SOURCE DATA
+++

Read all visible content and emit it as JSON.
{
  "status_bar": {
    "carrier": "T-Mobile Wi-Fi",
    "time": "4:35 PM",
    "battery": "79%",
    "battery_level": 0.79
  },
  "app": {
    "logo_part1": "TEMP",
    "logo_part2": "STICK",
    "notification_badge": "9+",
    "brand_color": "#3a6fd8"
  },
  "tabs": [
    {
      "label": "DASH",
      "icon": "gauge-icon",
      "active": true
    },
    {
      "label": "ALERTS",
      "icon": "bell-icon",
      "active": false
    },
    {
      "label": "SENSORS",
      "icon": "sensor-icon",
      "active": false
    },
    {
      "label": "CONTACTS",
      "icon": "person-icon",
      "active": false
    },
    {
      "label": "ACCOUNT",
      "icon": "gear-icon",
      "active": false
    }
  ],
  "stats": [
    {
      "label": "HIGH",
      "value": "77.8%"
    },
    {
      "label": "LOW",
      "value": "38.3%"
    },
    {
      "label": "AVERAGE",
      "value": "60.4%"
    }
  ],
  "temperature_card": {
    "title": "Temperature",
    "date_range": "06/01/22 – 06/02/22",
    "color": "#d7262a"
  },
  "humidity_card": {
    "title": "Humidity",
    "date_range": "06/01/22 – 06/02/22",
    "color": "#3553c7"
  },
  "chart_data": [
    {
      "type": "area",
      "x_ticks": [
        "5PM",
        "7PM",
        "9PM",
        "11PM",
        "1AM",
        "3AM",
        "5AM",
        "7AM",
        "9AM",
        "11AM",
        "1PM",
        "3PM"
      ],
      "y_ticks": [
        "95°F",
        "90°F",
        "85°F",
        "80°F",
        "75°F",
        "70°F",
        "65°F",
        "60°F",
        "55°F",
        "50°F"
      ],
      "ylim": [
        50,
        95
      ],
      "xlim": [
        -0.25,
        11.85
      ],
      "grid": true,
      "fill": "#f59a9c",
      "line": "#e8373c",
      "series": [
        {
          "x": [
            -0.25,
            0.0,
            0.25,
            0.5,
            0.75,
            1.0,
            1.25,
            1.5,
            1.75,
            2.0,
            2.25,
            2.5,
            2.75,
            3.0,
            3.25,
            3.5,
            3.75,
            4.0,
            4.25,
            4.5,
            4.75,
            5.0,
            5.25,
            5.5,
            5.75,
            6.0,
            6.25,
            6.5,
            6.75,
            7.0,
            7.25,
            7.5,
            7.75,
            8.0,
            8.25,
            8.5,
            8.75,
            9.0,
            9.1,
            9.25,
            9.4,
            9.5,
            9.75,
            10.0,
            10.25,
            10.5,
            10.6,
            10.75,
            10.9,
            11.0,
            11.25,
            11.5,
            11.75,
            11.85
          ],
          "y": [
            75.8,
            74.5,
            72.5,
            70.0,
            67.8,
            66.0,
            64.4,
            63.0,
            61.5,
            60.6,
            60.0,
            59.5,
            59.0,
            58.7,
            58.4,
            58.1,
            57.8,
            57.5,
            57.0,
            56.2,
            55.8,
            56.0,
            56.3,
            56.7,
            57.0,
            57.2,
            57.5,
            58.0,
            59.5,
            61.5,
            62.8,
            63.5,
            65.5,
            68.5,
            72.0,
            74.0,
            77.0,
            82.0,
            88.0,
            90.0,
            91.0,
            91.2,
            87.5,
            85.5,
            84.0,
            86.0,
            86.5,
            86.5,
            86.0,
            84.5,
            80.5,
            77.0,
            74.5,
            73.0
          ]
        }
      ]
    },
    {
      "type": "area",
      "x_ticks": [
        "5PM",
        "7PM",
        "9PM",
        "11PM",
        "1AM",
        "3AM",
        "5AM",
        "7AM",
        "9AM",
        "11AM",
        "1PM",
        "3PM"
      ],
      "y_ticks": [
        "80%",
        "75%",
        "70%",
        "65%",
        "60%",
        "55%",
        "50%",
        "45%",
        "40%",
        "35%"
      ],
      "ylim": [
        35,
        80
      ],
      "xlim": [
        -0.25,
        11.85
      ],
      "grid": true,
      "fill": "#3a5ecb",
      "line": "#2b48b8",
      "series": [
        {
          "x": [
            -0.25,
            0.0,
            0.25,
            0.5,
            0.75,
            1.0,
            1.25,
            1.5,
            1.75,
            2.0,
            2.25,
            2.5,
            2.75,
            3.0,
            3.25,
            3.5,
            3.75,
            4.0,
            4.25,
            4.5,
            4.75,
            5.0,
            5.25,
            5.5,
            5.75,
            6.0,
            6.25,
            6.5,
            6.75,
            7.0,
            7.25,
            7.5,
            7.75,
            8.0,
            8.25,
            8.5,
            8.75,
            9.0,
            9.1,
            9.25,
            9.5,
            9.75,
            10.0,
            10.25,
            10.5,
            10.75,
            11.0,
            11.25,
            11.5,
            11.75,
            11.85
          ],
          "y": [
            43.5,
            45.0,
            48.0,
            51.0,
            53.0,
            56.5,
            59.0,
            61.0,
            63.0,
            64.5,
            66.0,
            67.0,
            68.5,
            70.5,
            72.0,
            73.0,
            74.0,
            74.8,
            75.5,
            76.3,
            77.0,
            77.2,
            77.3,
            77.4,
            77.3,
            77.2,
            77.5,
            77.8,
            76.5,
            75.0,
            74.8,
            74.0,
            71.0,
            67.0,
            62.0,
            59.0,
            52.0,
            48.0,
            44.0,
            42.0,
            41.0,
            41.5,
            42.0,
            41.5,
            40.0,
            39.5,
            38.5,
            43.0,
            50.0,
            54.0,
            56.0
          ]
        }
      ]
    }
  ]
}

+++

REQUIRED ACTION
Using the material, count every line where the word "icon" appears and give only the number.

RESULT BELOW
5